Life As It Is (2002); Director: Marina Razbezhkina
The director, screenwriter and producer became known to an international audience through her feature-length film “Harvest Time”. To date Razbezhkina has made a total of around 30 films, many of which have been screened at international film festivals. She has repeatedly been a guest at DOK Leipzig as well. With this homage DOK Leipzig is honouring the documentary filmmaking by Razbezhkina, who has unfailingly maintained her integrity within the Russian cinematic landscape. Alongside well-known works such as “Life as It Is”, “The Holidays”, or “Another Country”, early gems from the filmmaker can also be seen, films which have hardly run on an international scale until now and have been subtitled especially for DOK Leipzig.
The Holidays (2005); Director: Marina Razbezhkina
The spectrum of Razbezhkina’s film oeuvre ranges from Direct Cinema works to quasi-documentary feature-length films and on to more experimental projects, for instance “End of the Road”. On this excursion to an ethnic group called the Mari in 1991, the year of the attempted coup d’état, while this event of worldwide importance is being broadcast on radio the director is plainly less interested in Gorbachev than in an eerily deserted village and its dormant railroad tracks.

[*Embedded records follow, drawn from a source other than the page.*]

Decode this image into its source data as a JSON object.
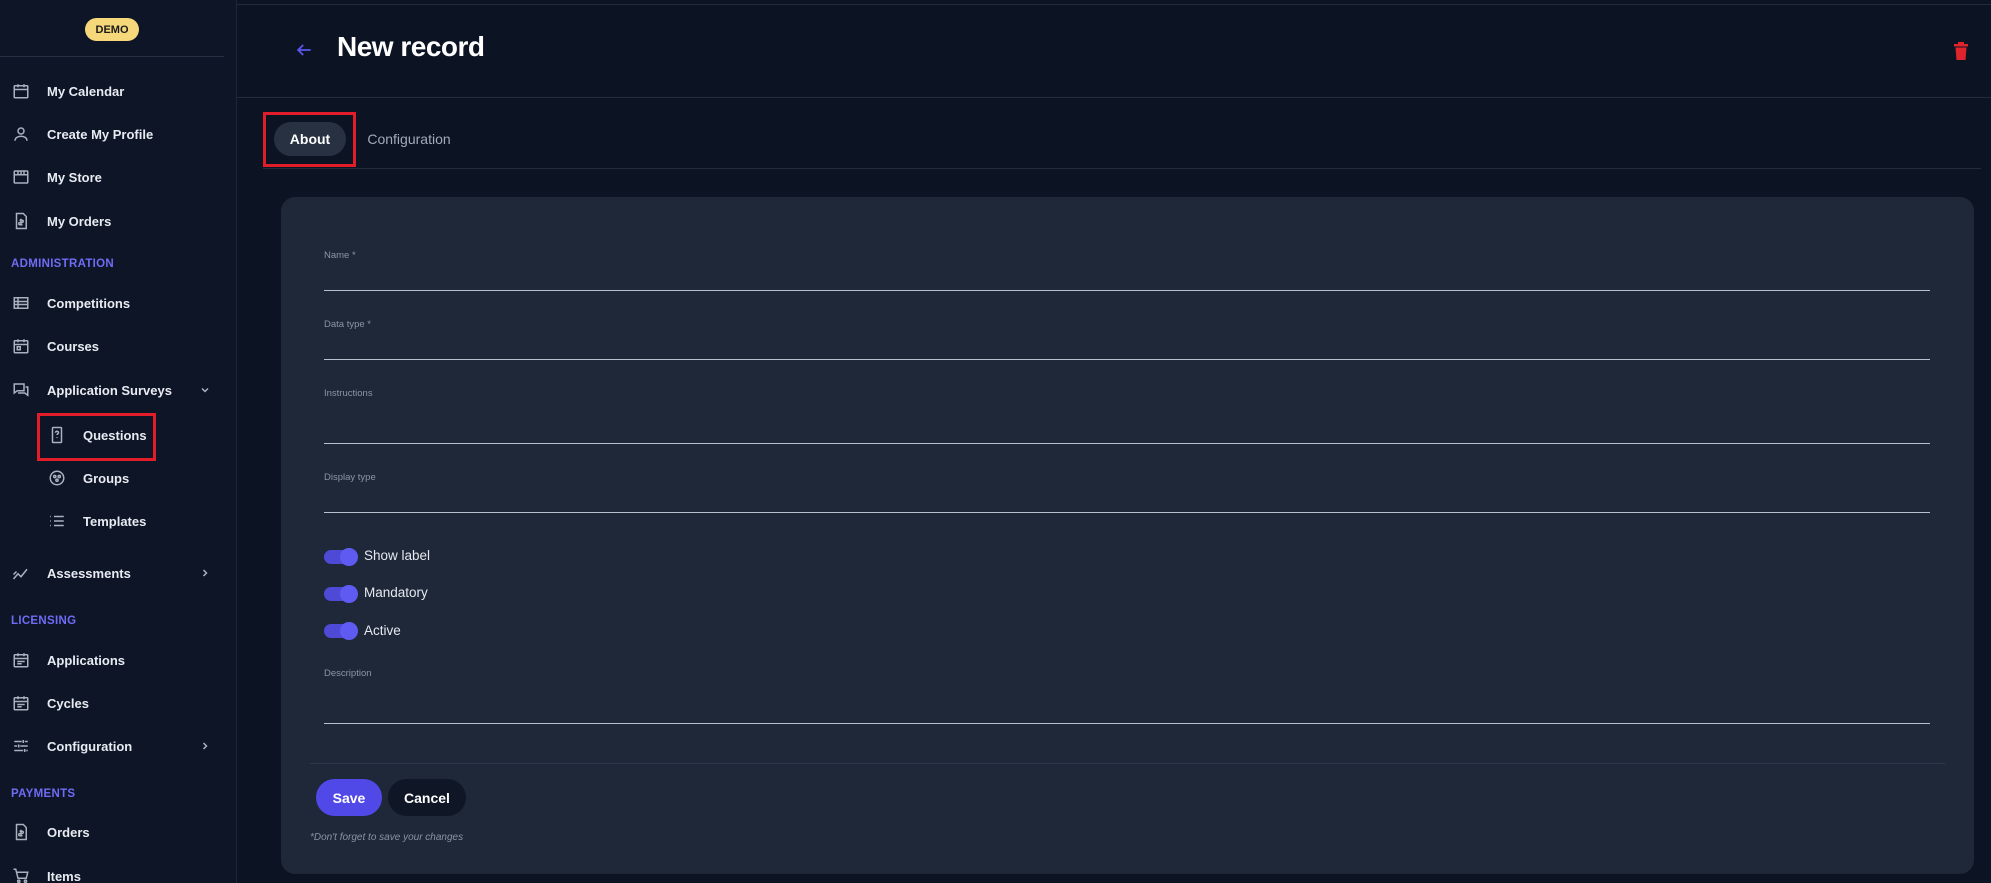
{
  "app": {
    "badge": "DEMO"
  },
  "sidebar": {
    "top_items": [
      {
        "label": "My Calendar",
        "icon": "calendar-icon"
      },
      {
        "label": "Create My Profile",
        "icon": "person-icon"
      },
      {
        "label": "My Store",
        "icon": "store-icon"
      },
      {
        "label": "My Orders",
        "icon": "receipt-icon"
      }
    ],
    "sections": {
      "administration": "ADMINISTRATION",
      "licensing": "LICENSING",
      "payments": "PAYMENTS"
    },
    "admin_items": [
      {
        "label": "Competitions",
        "icon": "list-icon"
      },
      {
        "label": "Courses",
        "icon": "calendar-icon"
      },
      {
        "label": "Application Surveys",
        "icon": "forum-icon"
      }
    ],
    "survey_sub_items": [
      {
        "label": "Questions",
        "icon": "question-icon"
      },
      {
        "label": "Groups",
        "icon": "groups-icon"
      },
      {
        "label": "Templates",
        "icon": "list-bullets-icon"
      }
    ],
    "assessments": {
      "label": "Assessments",
      "icon": "trend-icon"
    },
    "licensing_items": [
      {
        "label": "Applications",
        "icon": "event-note-icon"
      },
      {
        "label": "Cycles",
        "icon": "event-note-icon"
      },
      {
        "label": "Configuration",
        "icon": "tune-icon"
      }
    ],
    "payments_items": [
      {
        "label": "Orders",
        "icon": "receipt-icon"
      },
      {
        "label": "Items",
        "icon": "cart-icon"
      }
    ]
  },
  "header": {
    "title": "New record"
  },
  "tabs": {
    "about": "About",
    "configuration": "Configuration"
  },
  "form": {
    "name_label": "Name *",
    "data_type_label": "Data type *",
    "instructions_label": "Instructions",
    "display_type_label": "Display type",
    "toggles": {
      "show_label": "Show label",
      "mandatory": "Mandatory",
      "active": "Active"
    },
    "description_label": "Description",
    "save": "Save",
    "cancel": "Cancel",
    "note": "*Don't forget to save your changes"
  },
  "colors": {
    "accent": "#5148e8",
    "highlight": "#e11d2a",
    "badge": "#f6d87a"
  }
}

Equally set out in the sticks, the film “Life as It Is” devotes itself to a resolute, ageing female protagonist between rides on a tractor, peeling potatoes and studying lonely hearts columns. Against the background of the love songs she hums, the yearnings of everyday life are revealed. In contrast, Razbezhkina’s most well-known documentary entitled “The Holidays” immerses the viewer in the rhythm of a family that copes with its day-to-day life in the midst of the harsh Siberian snowscape.
Shrove Sunday (2013); Director: Dina Barinova
Yet Razbezhkina displays an affection for people not only in her films: she consistently seeks interactive exchange with young filmmakers. As the head of a school for documentary film in Moscow, together with co-founder Mikhail Ugarov she established a significant alternative to VGIK, the state university of cinematography. Razbezhkina persistently stands up to authoritarian and patriarchal structures. With the school and her own studio she has established a trailblazing tradition of Direct Cinema for today’s Russian documentary genre. The homage ushers in this tradition with a programme dedicated to students of her work.
As an active supporter of young talent, it’s only logical that Razbezhkina additionally selects the winning film in the Next Masters Competition at DOK Leipzig. She will also be passing on the experiences she has made in a Master Class. Last of all, Razbezhkina is marking this year’s edition of the festival with a festival trailer she designed especially for DOK Leipzig.
Barbara Wurm, a film scholar and specialist in Slavonic studies, acted as curator for the Homage programme.